- **PROBLEM TO WORK ON**:
The lines to copy are those with "screenshot" in them. Pull each one from the entries below.

** Opening LISTED RECORDS block **

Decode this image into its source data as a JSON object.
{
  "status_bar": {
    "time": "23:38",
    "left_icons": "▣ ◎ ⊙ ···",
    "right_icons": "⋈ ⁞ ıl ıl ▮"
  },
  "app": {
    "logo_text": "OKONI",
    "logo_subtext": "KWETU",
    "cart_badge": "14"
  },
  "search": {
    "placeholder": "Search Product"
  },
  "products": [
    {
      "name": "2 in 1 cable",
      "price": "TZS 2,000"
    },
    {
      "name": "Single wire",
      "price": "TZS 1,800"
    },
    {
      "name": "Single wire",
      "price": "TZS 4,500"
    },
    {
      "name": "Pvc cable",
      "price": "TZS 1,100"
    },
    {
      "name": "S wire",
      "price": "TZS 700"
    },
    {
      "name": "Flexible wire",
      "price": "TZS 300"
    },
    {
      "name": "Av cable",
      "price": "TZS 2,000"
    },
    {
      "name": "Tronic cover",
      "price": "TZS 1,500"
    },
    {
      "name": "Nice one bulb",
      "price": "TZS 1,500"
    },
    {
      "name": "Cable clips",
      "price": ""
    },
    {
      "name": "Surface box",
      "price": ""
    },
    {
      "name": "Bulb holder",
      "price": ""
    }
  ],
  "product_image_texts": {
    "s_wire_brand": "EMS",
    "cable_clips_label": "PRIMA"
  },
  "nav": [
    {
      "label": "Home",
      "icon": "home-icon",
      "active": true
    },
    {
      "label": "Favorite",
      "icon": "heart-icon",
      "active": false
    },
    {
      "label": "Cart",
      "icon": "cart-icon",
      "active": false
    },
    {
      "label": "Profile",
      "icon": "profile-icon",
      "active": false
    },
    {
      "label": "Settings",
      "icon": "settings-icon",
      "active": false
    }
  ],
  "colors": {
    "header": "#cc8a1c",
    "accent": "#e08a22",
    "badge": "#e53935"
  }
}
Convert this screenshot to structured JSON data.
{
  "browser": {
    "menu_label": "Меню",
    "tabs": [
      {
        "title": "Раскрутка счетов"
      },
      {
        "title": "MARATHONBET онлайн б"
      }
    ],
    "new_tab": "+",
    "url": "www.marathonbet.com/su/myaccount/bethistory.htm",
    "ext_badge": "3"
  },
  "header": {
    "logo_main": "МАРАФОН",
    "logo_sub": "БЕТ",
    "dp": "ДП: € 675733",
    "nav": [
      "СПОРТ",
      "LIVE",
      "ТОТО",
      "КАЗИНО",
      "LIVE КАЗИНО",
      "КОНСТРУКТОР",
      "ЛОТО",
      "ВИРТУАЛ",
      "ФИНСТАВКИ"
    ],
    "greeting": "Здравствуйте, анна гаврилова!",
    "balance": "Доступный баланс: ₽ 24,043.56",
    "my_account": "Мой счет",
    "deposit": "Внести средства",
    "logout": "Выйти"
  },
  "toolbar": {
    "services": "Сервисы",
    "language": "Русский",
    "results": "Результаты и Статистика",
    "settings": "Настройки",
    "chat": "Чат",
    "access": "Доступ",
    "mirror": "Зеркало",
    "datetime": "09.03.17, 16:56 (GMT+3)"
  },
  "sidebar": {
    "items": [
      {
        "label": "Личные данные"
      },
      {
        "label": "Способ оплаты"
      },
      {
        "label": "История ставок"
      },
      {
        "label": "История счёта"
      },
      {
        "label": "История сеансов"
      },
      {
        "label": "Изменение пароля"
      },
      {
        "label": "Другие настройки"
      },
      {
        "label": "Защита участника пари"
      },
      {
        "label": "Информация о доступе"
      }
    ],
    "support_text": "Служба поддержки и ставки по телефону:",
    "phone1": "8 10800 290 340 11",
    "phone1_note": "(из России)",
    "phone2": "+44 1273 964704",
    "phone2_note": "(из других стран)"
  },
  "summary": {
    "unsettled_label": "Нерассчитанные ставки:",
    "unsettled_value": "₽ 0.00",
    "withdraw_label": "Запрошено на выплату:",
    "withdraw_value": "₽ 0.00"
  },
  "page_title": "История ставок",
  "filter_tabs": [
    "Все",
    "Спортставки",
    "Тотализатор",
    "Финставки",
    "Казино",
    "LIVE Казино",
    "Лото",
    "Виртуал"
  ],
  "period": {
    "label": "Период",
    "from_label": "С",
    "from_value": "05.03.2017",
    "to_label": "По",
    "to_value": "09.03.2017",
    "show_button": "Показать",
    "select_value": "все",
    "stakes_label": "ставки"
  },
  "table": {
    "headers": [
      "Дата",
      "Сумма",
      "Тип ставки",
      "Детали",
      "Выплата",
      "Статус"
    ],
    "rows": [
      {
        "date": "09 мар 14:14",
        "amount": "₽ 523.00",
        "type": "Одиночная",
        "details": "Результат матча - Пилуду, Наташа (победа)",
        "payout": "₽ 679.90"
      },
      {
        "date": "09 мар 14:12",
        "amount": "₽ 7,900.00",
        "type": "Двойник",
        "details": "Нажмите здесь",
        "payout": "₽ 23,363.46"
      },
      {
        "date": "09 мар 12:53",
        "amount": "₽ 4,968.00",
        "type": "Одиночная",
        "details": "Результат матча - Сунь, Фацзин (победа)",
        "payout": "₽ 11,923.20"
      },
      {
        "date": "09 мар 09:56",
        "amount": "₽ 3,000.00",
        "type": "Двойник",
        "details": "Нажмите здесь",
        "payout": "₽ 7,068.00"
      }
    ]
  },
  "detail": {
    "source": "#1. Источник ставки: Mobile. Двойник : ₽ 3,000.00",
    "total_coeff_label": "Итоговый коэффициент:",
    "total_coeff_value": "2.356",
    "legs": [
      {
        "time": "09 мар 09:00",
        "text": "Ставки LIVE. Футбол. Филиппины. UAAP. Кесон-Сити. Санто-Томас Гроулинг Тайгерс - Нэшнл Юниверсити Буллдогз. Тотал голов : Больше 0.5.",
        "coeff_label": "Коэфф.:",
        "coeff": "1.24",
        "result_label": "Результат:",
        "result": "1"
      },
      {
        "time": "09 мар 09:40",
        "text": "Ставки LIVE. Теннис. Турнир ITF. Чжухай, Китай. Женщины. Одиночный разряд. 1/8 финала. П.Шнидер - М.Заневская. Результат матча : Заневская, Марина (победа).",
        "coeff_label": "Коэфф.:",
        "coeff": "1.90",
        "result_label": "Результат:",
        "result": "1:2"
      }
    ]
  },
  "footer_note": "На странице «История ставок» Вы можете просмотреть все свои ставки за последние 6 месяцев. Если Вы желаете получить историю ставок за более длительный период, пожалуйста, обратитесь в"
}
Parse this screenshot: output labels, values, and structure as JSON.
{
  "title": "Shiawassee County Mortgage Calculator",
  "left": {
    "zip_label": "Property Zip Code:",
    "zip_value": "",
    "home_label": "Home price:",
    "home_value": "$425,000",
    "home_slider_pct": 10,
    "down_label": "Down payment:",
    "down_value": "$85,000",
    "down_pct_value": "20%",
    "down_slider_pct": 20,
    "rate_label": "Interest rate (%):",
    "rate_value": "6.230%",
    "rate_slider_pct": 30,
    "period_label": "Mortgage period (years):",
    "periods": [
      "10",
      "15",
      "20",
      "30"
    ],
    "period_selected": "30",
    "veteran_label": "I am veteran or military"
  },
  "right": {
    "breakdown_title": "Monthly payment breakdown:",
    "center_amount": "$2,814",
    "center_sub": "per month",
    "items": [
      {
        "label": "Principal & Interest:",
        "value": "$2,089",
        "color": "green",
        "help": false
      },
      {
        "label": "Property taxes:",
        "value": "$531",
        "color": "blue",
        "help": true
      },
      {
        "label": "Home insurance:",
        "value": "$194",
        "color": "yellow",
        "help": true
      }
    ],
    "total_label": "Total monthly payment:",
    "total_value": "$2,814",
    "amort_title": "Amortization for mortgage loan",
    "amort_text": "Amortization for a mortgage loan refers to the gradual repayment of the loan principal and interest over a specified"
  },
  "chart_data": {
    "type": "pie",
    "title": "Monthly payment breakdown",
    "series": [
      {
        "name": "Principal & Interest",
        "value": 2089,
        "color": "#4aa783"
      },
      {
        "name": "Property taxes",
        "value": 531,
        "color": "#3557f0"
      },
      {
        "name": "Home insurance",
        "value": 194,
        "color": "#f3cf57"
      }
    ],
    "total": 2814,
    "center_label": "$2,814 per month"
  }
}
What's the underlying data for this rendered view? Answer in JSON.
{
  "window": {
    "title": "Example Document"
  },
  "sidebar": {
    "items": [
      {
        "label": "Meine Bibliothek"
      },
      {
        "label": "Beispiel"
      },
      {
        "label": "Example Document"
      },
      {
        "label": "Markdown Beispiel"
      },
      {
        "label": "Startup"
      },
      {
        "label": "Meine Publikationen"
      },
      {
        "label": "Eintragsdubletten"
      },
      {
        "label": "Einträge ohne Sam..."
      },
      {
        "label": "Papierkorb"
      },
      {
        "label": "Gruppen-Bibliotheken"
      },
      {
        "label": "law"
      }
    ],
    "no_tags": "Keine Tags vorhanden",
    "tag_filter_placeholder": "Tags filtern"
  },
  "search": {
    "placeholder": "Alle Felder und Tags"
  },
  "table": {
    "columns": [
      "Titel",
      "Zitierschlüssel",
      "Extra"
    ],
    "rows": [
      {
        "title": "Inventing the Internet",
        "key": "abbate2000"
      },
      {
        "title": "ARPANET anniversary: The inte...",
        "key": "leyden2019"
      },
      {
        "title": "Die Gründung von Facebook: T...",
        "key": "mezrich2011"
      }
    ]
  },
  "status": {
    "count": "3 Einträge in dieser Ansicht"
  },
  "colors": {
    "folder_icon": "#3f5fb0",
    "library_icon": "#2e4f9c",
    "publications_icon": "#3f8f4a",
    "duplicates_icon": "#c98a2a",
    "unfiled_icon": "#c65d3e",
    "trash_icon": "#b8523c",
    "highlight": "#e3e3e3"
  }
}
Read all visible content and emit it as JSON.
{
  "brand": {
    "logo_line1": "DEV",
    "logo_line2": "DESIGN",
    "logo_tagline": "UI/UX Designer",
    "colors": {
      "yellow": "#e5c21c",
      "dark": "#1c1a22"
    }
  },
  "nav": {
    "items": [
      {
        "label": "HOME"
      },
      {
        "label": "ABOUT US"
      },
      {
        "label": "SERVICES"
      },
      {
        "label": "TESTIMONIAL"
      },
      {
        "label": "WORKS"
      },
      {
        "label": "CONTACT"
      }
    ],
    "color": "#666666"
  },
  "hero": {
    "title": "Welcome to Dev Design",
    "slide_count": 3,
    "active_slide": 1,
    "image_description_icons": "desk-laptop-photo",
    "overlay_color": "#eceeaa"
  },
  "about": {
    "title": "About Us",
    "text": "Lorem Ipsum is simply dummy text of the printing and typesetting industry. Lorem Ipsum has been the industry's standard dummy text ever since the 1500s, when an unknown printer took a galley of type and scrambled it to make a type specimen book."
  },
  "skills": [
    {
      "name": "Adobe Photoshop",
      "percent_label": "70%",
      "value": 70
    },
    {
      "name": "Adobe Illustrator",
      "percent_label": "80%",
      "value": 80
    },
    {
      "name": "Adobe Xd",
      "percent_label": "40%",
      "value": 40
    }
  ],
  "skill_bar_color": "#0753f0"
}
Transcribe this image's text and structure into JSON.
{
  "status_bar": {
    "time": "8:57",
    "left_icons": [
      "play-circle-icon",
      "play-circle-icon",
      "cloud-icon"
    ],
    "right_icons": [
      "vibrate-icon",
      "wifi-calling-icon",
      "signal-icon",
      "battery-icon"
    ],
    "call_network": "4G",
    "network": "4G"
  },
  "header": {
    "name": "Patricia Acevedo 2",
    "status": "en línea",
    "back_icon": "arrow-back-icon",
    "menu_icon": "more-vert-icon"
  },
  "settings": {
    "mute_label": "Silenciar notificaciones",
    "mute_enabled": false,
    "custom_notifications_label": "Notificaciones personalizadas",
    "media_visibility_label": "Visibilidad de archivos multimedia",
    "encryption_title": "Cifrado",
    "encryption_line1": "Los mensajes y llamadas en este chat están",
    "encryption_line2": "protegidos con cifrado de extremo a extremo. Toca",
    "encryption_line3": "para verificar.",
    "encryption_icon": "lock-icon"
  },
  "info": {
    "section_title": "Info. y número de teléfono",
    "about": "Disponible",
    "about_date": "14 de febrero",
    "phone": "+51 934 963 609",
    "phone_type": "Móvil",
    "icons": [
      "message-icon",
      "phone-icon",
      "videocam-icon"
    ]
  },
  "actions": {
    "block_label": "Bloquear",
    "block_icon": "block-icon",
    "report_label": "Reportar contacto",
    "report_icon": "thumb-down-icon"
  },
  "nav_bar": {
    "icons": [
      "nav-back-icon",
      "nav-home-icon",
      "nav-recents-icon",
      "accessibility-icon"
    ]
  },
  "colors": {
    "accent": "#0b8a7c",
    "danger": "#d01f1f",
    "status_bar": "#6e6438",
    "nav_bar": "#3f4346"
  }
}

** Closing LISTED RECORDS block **

- **EXERCISE RESULT**:
Convert this screenshot to structured JSON data.
Parse this screenshot: output labels, values, and structure as JSON.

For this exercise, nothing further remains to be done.